We see in our day a strange reluctance to call sin what it is. As a matter of fact, those who call sin what it is are despised, looked down upon and accused of lacking love for others. And, (this shows that something diabolical is at work) people who were once considered moral, upright, and holy are now considered evil. The entire moral compass of society has flipped, the axis of good has been tipped over completely to the point where a man who would have been upheld as a saint and a hero seventy years ago is now often thought of as a villain.

This "upending" of the divine order of things to the point where good is considered evil and evil considered good effects a type of anti-kingdom. And one with its very own upside-down gospel and commandments. For instance, a person who has given himself up to the Seven Deadly Sins, though he cannot see this anymore, will still follow a set of commandments though ones which oppose the true commandments. And they will believe that these are good because of the eclipse of sound reason. Thus, a person in obeisance to this unholy kingdom will usually show various traits or "signs" that manifest this bondage. The seven deadly sins are the doors which open a person, family, or country to this type of bondage. The outward signs we see in society today are simply the visible marks of an inward homage to the one who is behind the anti-gospel of our day.

It's very difficult not to lose hope when we see society disintegrating before our eyes but we must keep in mind that God is always in control, even when it seems that every which way we turn we are confronted with displays of evil that shock us to the core. There is always hope and our prayers are never in vain.

Humility is the virtue that opposes pride. If you want to quickly grow in virtue pray for humility because it puts to death pride and removes the obstacles that prevent us from acquiring the virtues. It opens up a path for them. Our Lady is the perfect model for the structure of virtues built upon the base of humility. Without some degree of humility it is almost impossible to conquer the seven deadly sins and acquire the virtues. Humility opens the heart, enabling God to pour down His graces upon us.
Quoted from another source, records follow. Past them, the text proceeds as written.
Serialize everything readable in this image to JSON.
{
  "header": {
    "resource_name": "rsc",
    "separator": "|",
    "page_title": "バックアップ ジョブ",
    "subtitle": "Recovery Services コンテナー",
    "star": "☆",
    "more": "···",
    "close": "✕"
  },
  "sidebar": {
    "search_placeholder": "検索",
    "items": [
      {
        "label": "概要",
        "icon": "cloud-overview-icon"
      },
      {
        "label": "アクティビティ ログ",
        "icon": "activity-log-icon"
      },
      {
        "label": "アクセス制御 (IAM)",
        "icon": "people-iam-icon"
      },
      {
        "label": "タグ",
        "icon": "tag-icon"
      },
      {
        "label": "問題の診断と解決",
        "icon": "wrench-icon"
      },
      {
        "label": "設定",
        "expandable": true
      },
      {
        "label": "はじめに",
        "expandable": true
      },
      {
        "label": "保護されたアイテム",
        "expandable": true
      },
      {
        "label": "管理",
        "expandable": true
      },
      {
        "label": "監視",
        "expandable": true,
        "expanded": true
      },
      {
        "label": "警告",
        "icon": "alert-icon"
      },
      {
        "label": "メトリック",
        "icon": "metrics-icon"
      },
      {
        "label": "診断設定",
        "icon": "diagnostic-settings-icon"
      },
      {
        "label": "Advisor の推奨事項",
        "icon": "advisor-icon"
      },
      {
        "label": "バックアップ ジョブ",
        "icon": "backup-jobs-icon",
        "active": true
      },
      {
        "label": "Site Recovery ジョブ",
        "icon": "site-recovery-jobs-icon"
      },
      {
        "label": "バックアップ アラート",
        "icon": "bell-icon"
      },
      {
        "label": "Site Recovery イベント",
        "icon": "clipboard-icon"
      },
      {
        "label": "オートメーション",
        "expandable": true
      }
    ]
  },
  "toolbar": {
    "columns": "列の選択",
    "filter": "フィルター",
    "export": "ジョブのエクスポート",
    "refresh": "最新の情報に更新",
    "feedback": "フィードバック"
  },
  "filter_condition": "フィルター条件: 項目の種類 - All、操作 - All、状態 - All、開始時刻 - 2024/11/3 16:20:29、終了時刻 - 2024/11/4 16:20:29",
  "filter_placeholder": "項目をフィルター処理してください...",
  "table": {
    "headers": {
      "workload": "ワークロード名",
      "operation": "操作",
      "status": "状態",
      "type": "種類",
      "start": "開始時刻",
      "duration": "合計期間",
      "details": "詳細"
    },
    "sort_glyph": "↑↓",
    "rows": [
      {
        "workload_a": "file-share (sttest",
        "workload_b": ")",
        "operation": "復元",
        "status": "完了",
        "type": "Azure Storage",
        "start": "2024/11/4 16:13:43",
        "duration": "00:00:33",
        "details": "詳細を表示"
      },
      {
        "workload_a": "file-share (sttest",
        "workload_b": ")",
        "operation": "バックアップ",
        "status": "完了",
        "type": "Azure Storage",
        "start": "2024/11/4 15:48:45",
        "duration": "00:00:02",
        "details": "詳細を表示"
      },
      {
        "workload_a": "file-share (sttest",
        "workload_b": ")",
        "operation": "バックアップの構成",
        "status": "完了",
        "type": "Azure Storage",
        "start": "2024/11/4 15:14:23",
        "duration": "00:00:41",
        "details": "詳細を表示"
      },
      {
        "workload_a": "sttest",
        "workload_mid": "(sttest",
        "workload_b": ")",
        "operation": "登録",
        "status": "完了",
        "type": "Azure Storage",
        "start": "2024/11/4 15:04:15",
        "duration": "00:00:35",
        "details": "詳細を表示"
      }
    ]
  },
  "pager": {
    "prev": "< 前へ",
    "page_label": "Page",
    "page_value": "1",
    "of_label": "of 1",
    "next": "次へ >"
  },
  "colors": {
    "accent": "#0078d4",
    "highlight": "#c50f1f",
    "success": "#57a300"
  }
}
Now the virtues are in truth infused by God. Wherefore the first step in the acquisition of virtue may be understood in two ways. First by way of removing obstacles: and thus humility holds the first place, inasmuch as it expels pride, which "God resisteth," and makes man submissive and ever open to receive the influx of Divine grace. Hence it is written (James 4:6): "God resisteth the proud, and giveth grace to the humble." On this sense humility is said to be the foundation of the spiritual edifice. Secondly, a thing is first among virtues directly, because it is the first step towards God.    
                                                                                                                  St Thomas Aquinas
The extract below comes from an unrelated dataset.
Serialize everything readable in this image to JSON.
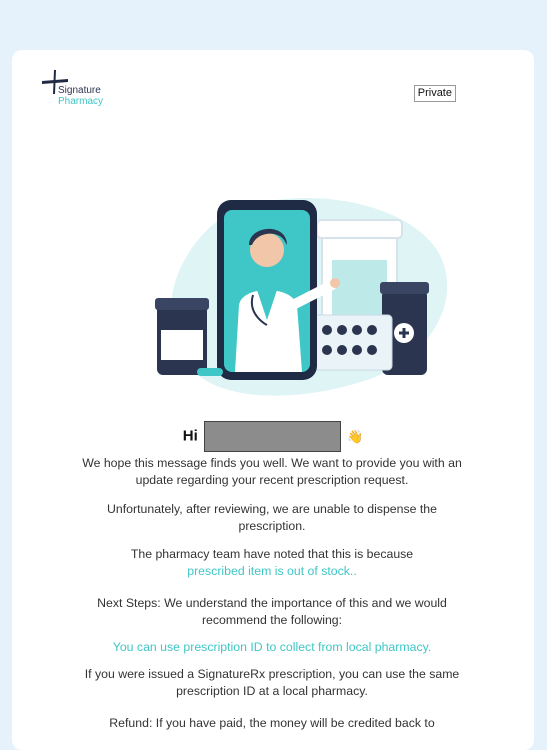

Technically, charity is first among virtues and St Thomas does state this, but charity and humility are intimately entwined and you really can't have one without the other. In this way, humility is the first step in that it lays a solid foundation for spiritual growth. The greater our humility, the greater our growth in charity and all the other virtues as well.